Description: There are three species of sand tiger from Big Brook.  Two are in the more modern genera Carcharias: C.
and C. holmdelensis.  The third is in the more archaic genera, Odontaspis.  The sand tigers found at Big Brook
are divided into two main groups; the ones that possess smooth main cusps and the ones that are striated.

The most common sand tiger shark to be found is
C. samhammeri.  Except for the growth cracks, they have a smooth main
cusp on the inner lingual surface.  The main cusp is long, dagger like and is curved lingually.  The rounded, pointed and diverging
root lobes have a moderately deep nutrient groove.  Also the bottom of the enamel on the labial side of the tooth usually is
curved around the root arch.  Lateral and posterior teeth are similar to the anterior teeth, but are shorter and have less diverging
roots.  Furthermore, the main cusp in lateral and posterior teeth is smaller and curved towards the back of the jaw.  The teeth of
C. samhammeri range in length from about 1 to 2 cm (about .5 to .75 in long.
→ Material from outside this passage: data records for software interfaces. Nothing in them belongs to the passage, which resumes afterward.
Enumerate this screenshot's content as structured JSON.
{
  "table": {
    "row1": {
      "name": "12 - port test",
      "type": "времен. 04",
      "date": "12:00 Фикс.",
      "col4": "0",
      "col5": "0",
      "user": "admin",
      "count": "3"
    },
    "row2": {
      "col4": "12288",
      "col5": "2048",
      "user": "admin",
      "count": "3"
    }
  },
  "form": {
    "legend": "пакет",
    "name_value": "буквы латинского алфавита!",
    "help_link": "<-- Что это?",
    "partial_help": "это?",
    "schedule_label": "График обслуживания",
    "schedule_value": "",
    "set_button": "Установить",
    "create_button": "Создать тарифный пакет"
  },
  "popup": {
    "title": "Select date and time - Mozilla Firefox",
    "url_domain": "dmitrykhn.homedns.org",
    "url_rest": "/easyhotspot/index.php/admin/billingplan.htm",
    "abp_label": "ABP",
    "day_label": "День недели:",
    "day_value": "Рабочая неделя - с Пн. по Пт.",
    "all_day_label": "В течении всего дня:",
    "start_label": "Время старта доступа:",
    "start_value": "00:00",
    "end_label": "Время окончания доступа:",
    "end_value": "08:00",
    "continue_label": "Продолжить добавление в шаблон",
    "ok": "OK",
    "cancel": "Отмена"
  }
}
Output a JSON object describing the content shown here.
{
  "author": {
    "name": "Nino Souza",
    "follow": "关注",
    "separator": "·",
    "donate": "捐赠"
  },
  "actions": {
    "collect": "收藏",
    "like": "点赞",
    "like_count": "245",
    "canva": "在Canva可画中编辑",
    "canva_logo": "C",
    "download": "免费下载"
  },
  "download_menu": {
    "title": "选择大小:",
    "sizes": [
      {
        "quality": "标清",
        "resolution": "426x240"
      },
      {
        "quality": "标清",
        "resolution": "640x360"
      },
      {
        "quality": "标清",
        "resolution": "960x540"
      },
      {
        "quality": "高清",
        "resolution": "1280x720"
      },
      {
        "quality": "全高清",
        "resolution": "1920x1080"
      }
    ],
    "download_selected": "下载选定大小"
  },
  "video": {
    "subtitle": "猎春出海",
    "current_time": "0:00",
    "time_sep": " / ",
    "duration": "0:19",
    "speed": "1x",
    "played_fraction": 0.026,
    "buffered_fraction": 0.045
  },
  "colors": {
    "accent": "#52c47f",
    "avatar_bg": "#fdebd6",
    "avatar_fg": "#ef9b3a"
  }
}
The less common,
C. holmdelensis, is the only species of sand tiger that possesses a few variations in its' teeth.  The anterior
teeth are very similar to
C. samhammeri.  The main difference is that these teeth have fine longitudinal striations on the bottom
half of the inner curved surface of the main cusp.  The upper lateral teeth have a much broader main cusp, and are curved.  The
roots are more blockie and flatened.

The third genus of sand tiger shark,
O. aculeatus, has similar teeth to that of C. samhammeri.  The main cusp on these teeth is
smooth and is curved lingually.  The main difference is the size of the teeth, with 7 to 12 mm (about .5 in) long being normal.  
Furthermore, these teeth are marked with a second set of cusplets beside the main cusplets.  These differences can be that these
teeth belong to the juvenile
C. samhammeri shark.  The identification of O. aculeatus is only tentative and study is continuing.

Commonality: The teeth of C. samhammeri are a somewhat common find at Big Brook.  C. holmdelensis is uncommon and
O. aculeatus is rare because of its' small and delicate nature.

Similar fossils: The only problem in the identification of C. samhammeri teeth is that they are similar to the anterior teeth of the
goblin shark.  Goblin teeth are generally two to three times larger than the sand tiger, but this is not always the true test,
especially in juvenile specimens.  A very stream-worn goblin tooth may be easily mistaken for a sand tiger, which lacks the fine
longitudinal striations.  The enamel margin of the teeth of the sand tiger shark is curved closely around the root arch, which is
straight across the root.  The nutrient groove of the anterior teeth of the goblin shark is not as deep as that of the sand tiger
shark.  The medial protrusion is also not as prominent.  
C. holmdelensis might be confused with Cretodus arcuata.  The
striations on the main cusp of
C. holmdelensis and the lack of them on Archaelamna kopingensis are sufficient to tell the
difference.  The small size of
O. aculeatus and the large cusplets make this tooth distinctive.

Size: C. samhammeri ranged from 2 to 3 meters (7 to 10 feet) in length.  The others were somewhat smaller.

Notes: Apparently sand tiger sharks have changed little since the Late Cretaceous.  The probably preferred, as they do now,
the deeper open waters feeding on small to medium sized fish and squid.  The sand tiger shark genus was widespread
worldwide during the Cretaceous and is still alive today.
Sand Tiger Sharks
Carcharias samhammeri (Cappetta & Case)
Carcharias holmdelensis (Cappetta & Case)
Odontaspis aculeatus (Cappetta & Case)
Carcharias samhammeri
(Cappetta & Case)
Anterior tooth
a. lingual  b. labial
Carcharias holmdelensis
(Cappetta & Case)
Anterior tooth
a. lingual  b. labial
Carcharias holmdelensis
(Cappetta & Case)
Lateral tooth
a. lingual  b. labial
Odontaspis aculeatus
(Cappetta & Case)
Lateral Tooth
a. lingual  b. labial
Carcharias holmdelensis
(Cappetta & Case)
a. Anterior tooth  b. Lateral tooth
Odontaspis aculeatus
(Cappetta & Case)
Anterior tooth